Plaintiffs in this action are prevailing parties and entitled to reasonable attorney's fees. The Court, accordingly grants plaintiffs' motion and awards to plaintiffs $29,527.65 for fees and disbursements.

It is so ordered.


[1] A pantographic gate, also called a scissors gate, is made from metal rods joined to form parallelograms, and is extensible.

[2] In response to inquiries, a representative of the New York Transit Authority suggested in a letter dated September 17, 1973 that blind persons using the subways learn to distinguish with their canes open car doors from the empty space between cars lacking intercar safety barriers. Plaintiffs' Exhibit 1. All exhibits referred to in this opinion are those presented to the Court at an evidentiary hearing held on July 26, 1985.

[3] Mr. Cohen testified that attachment of the spring barrier to the fiberglass bonnets of the R-44 and R-46 cars was made possible by the development of a new epoxy by 3M Corp. working in conjunction with the NYCTA's consultants.
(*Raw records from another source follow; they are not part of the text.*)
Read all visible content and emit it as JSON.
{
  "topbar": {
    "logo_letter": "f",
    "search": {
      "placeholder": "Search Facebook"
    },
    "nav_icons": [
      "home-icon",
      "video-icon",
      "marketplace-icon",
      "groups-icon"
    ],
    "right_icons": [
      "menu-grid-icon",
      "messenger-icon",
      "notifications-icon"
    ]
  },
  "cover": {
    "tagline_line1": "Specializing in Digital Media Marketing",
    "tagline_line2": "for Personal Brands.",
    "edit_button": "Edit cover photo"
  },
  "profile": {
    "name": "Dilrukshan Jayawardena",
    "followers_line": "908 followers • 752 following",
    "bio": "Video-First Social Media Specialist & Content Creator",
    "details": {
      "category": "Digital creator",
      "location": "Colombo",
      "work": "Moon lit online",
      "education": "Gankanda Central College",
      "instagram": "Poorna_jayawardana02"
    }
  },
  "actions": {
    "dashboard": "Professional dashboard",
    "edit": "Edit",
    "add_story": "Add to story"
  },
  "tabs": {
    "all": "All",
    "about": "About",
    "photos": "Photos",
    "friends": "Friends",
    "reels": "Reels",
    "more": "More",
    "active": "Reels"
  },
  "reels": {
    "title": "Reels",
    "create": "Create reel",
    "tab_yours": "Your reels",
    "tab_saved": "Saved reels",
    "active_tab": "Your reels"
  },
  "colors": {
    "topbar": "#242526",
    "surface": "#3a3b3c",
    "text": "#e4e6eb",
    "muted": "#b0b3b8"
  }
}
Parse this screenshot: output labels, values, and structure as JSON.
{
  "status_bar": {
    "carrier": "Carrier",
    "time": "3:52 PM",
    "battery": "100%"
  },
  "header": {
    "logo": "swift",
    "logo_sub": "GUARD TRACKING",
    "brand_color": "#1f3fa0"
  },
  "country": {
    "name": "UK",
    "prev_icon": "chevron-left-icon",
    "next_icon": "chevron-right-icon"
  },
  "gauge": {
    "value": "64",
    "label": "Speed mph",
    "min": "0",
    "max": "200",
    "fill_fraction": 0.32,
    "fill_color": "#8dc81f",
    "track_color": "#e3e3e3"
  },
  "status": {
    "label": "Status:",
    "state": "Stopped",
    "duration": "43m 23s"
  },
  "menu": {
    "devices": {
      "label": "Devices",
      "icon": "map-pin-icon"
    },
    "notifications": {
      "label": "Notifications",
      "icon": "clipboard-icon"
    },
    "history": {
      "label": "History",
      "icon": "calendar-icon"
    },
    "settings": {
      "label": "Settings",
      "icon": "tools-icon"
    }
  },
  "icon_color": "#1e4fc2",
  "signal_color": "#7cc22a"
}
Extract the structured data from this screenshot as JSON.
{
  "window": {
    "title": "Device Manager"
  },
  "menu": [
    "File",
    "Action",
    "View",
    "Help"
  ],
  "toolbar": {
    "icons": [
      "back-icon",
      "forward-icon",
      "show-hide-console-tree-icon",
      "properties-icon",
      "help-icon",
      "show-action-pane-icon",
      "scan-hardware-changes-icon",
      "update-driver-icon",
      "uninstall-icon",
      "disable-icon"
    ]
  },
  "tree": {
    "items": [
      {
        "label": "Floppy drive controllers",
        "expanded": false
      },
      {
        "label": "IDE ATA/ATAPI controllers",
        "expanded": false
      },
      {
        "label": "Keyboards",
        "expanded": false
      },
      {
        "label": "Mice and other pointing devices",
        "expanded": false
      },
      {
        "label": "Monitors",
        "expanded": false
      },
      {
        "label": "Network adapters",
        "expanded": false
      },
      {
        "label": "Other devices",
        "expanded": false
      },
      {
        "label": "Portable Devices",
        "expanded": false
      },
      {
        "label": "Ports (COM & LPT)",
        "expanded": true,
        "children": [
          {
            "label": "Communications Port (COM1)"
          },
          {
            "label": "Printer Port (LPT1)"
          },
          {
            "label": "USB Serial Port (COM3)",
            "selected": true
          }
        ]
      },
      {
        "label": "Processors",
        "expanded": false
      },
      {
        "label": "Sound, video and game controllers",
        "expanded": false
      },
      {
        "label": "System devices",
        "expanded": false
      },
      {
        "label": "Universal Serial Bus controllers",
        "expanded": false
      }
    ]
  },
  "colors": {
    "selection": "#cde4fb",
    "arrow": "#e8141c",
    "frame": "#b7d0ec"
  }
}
Tr. at 34.

[4] The prototype train was never presented for inspection. Tr. at 17.

[5] Plaintiffs named several defendants in this action. For convenience, defendants can be placed into three groups. Elizabeth Dole, Secretary of the United States Department of Transportation; Ralph Stanley, Administrator of the United States Urban Mass Transportation Administration ("UMTA"); and Hiram J. Walker, Acting Regional Director of the UMTA are referred to collectively as the "Federal Defendants." The Metropolitan Transportation Authority, the New York City Transit Authority, the Staten Island Rapid Transit Operating Authority, Robert P. Kiley, David L. Gunn, and David Plavin are referred to as the "Transit Authority Defendants." Edward I. Koch, the New York City Department of Transportation, and Anthony Ameruso are referred to as the "New York City Defendants."

[6] Because plaintiffs seek fees only from the Transit Authority Defendants, the Court will, when the context permits, refer to the Transit Authority Defendants simply as "defendants."

[7] The Court adopts this analysis as a useful framework for making the ultimate determination required by this Circuit, whether plaintiffs have "achieved some vindication of [their] rights as a result of the lawsuit." Gingras v. Lloyd, 740 F.2d 210, 212 (2d Cir.1984).

[8] The fee applicant has the burden to produce satisfactory evidence "that the requested rates are in line with those prevailing in the community for similar services by lawyers of reasonably comparable skill, experience, and reputation." Id. at 896 n. 11, 104 S. Ct. at 1547 n. 11.

[9] The factors to be considered are set forth in Hensley v. Eckerhart, supra, 461 U.S. at 430 n. 3, 103 S. Ct. at 1937 n. 3.